The strategy of safety changes its focus from preventing accidents to creating value. At first glance, this sounds like a dangerous distraction from the goal of safety rather than advanced thinking. But when the new strategy begins to take shape, organizations realize safety has always been accomplished by effort rather than subtraction. When the strategy defines what efforts add value rather than what risk-taking needs to be eliminated, the risk-taking systematically gets replaced by proactive effort. In the minds of workers, safety becomes something you do rather than something that you avoid. The effort is visible, whereas the lack of accidents or even the avoidance of risks is less obvious. The lack of accidents becomes the result of very specific activities which can be replicated next month and next year. The luck element in safety, which can also result in a short-term lack of accidents, no longer clouds the picture nor creates a false illusion of success.
As the strategy changes the goals of safety from stopping risks to starting value-add activities, there is another benefit. The tools to stop human behavior (policing, punishment and blame, etc.), while sometimes effective, have a potentially negative impact on relationships and culture. Organizational efforts to eliminate risk-taking behavior is fraught with such negative side effects: Trust levels are often low, making it difficult to create collaborative efforts, avoidance behaviors abound, and motivation is stifled by the overall tone of avoiding failure rather than achieving success. The tools to start specific human behavior, on the other hand, are builders of strong relationships and culture. Coaching and positive reinforcement bring workers together in their efforts and motivate the culture with positive scorekeeping and celebrations of success. Managers and supervisors can move from safety cop to coach, from enemy to ally.
Measuring the addition of value is a potentially discrete and insightful leading indicator of accidents, and is a positive vs. a negative metric, a measure of winning rather than losing less. Literally dozens of KPIs can be developed to measure value-add and these can be compared to the impact on lagging indicators to test overall effectiveness. The organization begins to measure what it wants and works to attain success rather than measuring what it does not want and working to avoid failure.
A value-add approach necessitates meaningful alignment between the safety strategy and the business strategy. All too often, these two strategies compete with each other for attention and priority when they could actually synergize to accomplish common additions of value. Organizations that have made the effort to align these strategies have discovered that, very often, good safety is good business and that a good business is a safe business. Safety professionals must become business professionals who specialize in safety, and business leaders must take the lead in developing safety excellence strategies as they do in other strategic aspects of operational excellence.
As efforts to add value to safety mature, another opportunity appears on the horizon. Competitive business strategists have realized there is an alternative to competing for the market share of a given product or service. This alternative is to go to the "blue ocean" and create a whole new product or service that exceeds customer needs and generates new marketplaces. Steve Jobs said that no one knew they needed and iPhone until he made one. Your safety efforts to add value can become transformational by developing new products or processes that workers may not realize they need until you roll them out.
This realization can energize safety efforts and turn them into innovative pursuits rather than the same dull efforts to lower failure rates.

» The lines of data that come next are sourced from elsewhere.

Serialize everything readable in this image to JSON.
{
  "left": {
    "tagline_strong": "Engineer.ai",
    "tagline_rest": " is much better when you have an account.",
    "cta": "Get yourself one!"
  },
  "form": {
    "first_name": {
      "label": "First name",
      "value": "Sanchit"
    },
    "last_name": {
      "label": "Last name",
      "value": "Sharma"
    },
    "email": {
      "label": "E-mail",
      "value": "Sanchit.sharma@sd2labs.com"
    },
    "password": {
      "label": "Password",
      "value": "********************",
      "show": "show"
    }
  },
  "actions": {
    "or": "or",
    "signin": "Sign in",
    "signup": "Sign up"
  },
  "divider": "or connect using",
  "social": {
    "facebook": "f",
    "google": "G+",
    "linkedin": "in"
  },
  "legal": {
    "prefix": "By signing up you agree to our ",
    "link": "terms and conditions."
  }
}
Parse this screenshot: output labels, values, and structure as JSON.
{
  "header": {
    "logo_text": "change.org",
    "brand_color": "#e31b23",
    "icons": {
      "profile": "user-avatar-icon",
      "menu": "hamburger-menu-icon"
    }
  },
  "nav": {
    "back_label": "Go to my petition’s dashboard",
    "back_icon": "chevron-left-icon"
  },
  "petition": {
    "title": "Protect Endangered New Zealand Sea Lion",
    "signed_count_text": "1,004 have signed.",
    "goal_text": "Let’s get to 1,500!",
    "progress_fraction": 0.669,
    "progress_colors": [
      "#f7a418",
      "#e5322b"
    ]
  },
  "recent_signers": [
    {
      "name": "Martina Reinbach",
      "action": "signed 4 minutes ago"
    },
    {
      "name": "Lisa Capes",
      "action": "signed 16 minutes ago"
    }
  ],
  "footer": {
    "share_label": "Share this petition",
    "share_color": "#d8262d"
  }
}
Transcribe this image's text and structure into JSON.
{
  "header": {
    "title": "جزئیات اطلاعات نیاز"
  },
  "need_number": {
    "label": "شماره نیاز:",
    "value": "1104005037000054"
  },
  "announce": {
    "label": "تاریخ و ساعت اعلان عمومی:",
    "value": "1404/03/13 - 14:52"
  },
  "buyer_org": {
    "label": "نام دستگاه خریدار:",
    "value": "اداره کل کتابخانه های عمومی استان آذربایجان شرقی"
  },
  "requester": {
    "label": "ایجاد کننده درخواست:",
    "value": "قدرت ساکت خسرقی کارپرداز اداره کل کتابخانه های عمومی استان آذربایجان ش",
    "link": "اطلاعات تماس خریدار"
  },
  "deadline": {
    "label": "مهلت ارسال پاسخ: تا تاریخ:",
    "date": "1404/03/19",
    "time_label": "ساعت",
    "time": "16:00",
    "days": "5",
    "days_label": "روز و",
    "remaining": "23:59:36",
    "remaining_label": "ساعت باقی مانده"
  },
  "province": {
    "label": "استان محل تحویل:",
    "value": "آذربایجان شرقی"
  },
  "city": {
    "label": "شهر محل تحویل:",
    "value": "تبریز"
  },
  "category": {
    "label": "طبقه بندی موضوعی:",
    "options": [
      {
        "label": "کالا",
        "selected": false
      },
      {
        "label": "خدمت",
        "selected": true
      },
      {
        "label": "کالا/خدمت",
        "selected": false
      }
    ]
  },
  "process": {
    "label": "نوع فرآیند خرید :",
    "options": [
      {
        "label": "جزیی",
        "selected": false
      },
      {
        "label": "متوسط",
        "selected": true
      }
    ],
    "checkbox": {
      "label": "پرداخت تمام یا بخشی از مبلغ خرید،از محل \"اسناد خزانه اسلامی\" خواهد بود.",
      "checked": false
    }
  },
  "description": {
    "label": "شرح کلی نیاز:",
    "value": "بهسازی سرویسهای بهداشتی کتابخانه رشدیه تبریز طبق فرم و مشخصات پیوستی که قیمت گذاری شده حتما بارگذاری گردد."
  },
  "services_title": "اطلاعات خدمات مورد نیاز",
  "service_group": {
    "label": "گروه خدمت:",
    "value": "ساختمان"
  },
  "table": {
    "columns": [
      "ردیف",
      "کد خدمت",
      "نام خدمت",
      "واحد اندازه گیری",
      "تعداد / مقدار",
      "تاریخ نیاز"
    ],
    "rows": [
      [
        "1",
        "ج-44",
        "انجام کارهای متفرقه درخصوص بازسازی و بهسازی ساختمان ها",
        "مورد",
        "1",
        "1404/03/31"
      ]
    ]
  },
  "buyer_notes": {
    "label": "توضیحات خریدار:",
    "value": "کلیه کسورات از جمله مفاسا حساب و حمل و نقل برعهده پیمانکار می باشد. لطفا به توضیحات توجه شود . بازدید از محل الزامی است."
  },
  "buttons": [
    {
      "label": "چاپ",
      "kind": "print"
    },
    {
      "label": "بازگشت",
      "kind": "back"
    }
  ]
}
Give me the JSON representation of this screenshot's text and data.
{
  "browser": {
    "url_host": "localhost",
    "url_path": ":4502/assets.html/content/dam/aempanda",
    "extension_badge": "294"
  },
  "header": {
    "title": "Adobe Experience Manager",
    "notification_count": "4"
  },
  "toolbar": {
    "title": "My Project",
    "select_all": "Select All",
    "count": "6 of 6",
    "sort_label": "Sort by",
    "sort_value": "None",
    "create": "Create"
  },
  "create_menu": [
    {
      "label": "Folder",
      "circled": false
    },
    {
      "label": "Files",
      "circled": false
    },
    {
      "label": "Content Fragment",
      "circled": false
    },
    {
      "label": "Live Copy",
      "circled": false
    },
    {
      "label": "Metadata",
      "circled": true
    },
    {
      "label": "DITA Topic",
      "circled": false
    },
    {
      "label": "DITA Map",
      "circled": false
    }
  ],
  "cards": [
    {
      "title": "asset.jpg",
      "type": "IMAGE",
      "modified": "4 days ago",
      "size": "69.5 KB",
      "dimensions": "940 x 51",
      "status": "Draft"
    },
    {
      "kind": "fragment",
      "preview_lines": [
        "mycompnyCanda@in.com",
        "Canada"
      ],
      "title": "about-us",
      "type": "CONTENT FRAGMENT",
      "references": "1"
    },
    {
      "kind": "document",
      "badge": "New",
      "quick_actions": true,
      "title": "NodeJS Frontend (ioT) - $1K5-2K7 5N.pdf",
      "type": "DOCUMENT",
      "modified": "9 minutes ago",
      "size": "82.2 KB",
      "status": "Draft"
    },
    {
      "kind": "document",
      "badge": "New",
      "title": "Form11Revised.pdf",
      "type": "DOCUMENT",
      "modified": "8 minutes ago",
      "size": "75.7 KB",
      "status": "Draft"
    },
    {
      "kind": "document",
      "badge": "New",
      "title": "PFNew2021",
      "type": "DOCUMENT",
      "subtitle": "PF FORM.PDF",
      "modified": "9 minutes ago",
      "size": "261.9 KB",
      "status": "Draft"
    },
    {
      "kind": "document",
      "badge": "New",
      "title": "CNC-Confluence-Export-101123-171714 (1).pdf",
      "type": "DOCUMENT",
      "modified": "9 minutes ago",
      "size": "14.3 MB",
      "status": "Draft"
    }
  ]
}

The leading edge of safety is the development of a safety strategy that seeks to add value rather than control, looks for innovations to add transformational potential for value, and finally realizes that eliminating accidents is the byproduct of adding value and not the direct task at-hand.